(Excerpts from a dataset)
━━━━━━━━━━━━━━━━━━━━
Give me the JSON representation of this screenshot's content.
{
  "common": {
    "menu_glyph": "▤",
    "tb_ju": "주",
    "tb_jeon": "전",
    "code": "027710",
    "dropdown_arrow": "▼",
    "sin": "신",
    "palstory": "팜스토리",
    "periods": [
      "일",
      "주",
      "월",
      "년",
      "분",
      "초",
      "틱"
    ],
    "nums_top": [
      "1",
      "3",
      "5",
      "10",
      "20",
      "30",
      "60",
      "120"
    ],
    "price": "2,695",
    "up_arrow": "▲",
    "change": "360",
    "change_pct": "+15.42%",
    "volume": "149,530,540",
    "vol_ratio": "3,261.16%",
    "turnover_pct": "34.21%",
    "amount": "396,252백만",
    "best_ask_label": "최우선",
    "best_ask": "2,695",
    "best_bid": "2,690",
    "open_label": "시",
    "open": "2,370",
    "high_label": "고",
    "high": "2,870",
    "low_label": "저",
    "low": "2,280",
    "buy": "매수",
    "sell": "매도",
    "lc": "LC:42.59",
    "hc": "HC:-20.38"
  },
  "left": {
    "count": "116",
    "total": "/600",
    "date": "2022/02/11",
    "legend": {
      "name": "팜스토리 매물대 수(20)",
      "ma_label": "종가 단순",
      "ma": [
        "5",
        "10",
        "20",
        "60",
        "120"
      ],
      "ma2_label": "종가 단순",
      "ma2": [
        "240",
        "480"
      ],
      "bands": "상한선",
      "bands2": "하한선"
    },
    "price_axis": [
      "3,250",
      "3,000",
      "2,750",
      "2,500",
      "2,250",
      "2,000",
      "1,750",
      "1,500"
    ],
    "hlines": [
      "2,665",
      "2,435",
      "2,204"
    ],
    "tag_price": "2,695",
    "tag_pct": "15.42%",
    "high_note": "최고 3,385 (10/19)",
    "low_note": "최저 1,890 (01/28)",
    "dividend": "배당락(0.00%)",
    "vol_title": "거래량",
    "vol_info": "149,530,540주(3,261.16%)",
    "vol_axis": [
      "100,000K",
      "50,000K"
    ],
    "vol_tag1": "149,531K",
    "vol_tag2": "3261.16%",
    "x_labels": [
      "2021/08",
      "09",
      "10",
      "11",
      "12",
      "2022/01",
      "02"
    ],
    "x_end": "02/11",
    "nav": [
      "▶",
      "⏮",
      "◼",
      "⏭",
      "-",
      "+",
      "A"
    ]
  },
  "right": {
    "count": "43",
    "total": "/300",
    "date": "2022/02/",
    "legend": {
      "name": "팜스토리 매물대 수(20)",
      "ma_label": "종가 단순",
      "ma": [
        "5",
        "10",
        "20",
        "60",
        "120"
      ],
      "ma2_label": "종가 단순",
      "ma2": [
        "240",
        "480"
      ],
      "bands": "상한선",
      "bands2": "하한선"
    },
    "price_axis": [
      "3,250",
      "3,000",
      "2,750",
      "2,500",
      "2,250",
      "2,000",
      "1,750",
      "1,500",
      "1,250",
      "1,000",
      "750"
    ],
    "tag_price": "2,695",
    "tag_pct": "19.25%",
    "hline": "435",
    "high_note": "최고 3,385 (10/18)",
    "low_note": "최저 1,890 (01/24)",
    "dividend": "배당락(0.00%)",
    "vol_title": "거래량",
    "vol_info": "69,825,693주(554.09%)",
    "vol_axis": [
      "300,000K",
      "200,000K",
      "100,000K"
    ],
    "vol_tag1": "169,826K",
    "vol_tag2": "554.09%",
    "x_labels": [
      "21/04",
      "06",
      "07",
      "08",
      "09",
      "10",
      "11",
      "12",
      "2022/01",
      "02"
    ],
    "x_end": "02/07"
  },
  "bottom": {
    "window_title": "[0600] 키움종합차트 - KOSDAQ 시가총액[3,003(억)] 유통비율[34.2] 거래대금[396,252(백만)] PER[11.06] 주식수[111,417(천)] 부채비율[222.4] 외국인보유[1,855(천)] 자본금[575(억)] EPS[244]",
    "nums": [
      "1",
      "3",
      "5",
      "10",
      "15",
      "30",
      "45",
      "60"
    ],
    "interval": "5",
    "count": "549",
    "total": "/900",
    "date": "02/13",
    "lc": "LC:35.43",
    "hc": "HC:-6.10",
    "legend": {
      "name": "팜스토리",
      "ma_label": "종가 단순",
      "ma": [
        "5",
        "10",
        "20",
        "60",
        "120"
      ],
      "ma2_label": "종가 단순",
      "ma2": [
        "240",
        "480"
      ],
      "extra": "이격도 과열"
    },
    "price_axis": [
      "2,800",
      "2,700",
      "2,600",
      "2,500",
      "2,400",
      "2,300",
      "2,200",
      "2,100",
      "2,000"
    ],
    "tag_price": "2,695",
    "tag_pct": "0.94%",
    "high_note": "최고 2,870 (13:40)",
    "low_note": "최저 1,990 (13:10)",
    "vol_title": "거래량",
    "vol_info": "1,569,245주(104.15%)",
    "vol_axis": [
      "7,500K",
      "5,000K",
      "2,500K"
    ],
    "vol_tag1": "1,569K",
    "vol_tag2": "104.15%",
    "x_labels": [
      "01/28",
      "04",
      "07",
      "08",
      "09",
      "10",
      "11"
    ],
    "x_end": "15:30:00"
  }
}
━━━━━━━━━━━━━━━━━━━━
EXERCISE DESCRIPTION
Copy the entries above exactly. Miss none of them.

SOLUTION TO THE PROBLEM
Give me the JSON representation of this screenshot's content.
{
  "common": {
    "menu_glyph": "▤",
    "tb_ju": "주",
    "tb_jeon": "전",
    "code": "027710",
    "dropdown_arrow": "▼",
    "sin": "신",
    "palstory": "팜스토리",
    "periods": [
      "일",
      "주",
      "월",
      "년",
      "분",
      "초",
      "틱"
    ],
    "nums_top": [
      "1",
      "3",
      "5",
      "10",
      "20",
      "30",
      "60",
      "120"
    ],
    "price": "2,695",
    "up_arrow": "▲",
    "change": "360",
    "change_pct": "+15.42%",
    "volume": "149,530,540",
    "vol_ratio": "3,261.16%",
    "turnover_pct": "34.21%",
    "amount": "396,252백만",
    "best_ask_label": "최우선",
    "best_ask": "2,695",
    "best_bid": "2,690",
    "open_label": "시",
    "open": "2,370",
    "high_label": "고",
    "high": "2,870",
    "low_label": "저",
    "low": "2,280",
    "buy": "매수",
    "sell": "매도",
    "lc": "LC:42.59",
    "hc": "HC:-20.38"
  },
  "left": {
    "count": "116",
    "total": "/600",
    "date": "2022/02/11",
    "legend": {
      "name": "팜스토리 매물대 수(20)",
      "ma_label": "종가 단순",
      "ma": [
        "5",
        "10",
        "20",
        "60",
        "120"
      ],
      "ma2_label": "종가 단순",
      "ma2": [
        "240",
        "480"
      ],
      "bands": "상한선",
      "bands2": "하한선"
    },
    "price_axis": [
      "3,250",
      "3,000",
      "2,750",
      "2,500",
      "2,250",
      "2,000",
      "1,750",
      "1,500"
    ],
    "hlines": [
      "2,665",
      "2,435",
      "2,204"
    ],
    "tag_price": "2,695",
    "tag_pct": "15.42%",
    "high_note": "최고 3,385 (10/19)",
    "low_note": "최저 1,890 (01/28)",
    "dividend": "배당락(0.00%)",
    "vol_title": "거래량",
    "vol_info": "149,530,540주(3,261.16%)",
    "vol_axis": [
      "100,000K",
      "50,000K"
    ],
    "vol_tag1": "149,531K",
    "vol_tag2": "3261.16%",
    "x_labels": [
      "2021/08",
      "09",
      "10",
      "11",
      "12",
      "2022/01",
      "02"
    ],
    "x_end": "02/11",
    "nav": [
      "▶",
      "⏮",
      "◼",
      "⏭",
      "-",
      "+",
      "A"
    ]
  },
  "right": {
    "count": "43",
    "total": "/300",
    "date": "2022/02/",
    "legend": {
      "name": "팜스토리 매물대 수(20)",
      "ma_label": "종가 단순",
      "ma": [
        "5",
        "10",
        "20",
        "60",
        "120"
      ],
      "ma2_label": "종가 단순",
      "ma2": [
        "240",
        "480"
      ],
      "bands": "상한선",
      "bands2": "하한선"
    },
    "price_axis": [
      "3,250",
      "3,000",
      "2,750",
      "2,500",
      "2,250",
      "2,000",
      "1,750",
      "1,500",
      "1,250",
      "1,000",
      "750"
    ],
    "tag_price": "2,695",
    "tag_pct": "19.25%",
    "hline": "435",
    "high_note": "최고 3,385 (10/18)",
    "low_note": "최저 1,890 (01/24)",
    "dividend": "배당락(0.00%)",
    "vol_title": "거래량",
    "vol_info": "69,825,693주(554.09%)",
    "vol_axis": [
      "300,000K",
      "200,000K",
      "100,000K"
    ],
    "vol_tag1": "169,826K",
    "vol_tag2": "554.09%",
    "x_labels": [
      "21/04",
      "06",
      "07",
      "08",
      "09",
      "10",
      "11",
      "12",
      "2022/01",
      "02"
    ],
    "x_end": "02/07"
  },
  "bottom": {
    "window_title": "[0600] 키움종합차트 - KOSDAQ 시가총액[3,003(억)] 유통비율[34.2] 거래대금[396,252(백만)] PER[11.06] 주식수[111,417(천)] 부채비율[222.4] 외국인보유[1,855(천)] 자본금[575(억)] EPS[244]",
    "nums": [
      "1",
      "3",
      "5",
      "10",
      "15",
      "30",
      "45",
      "60"
    ],
    "interval": "5",
    "count": "549",
    "total": "/900",
    "date": "02/13",
    "lc": "LC:35.43",
    "hc": "HC:-6.10",
    "legend": {
      "name": "팜스토리",
      "ma_label": "종가 단순",
      "ma": [
        "5",
        "10",
        "20",
        "60",
        "120"
      ],
      "ma2_label": "종가 단순",
      "ma2": [
        "240",
        "480"
      ],
      "extra": "이격도 과열"
    },
    "price_axis": [
      "2,800",
      "2,700",
      "2,600",
      "2,500",
      "2,400",
      "2,300",
      "2,200",
      "2,100",
      "2,000"
    ],
    "tag_price": "2,695",
    "tag_pct": "0.94%",
    "high_note": "최고 2,870 (13:40)",
    "low_note": "최저 1,990 (13:10)",
    "vol_title": "거래량",
    "vol_info": "1,569,245주(104.15%)",
    "vol_axis": [
      "7,500K",
      "5,000K",
      "2,500K"
    ],
    "vol_tag1": "1,569K",
    "vol_tag2": "104.15%",
    "x_labels": [
      "01/28",
      "04",
      "07",
      "08",
      "09",
      "10",
      "11"
    ],
    "x_end": "15:30:00"
  }
}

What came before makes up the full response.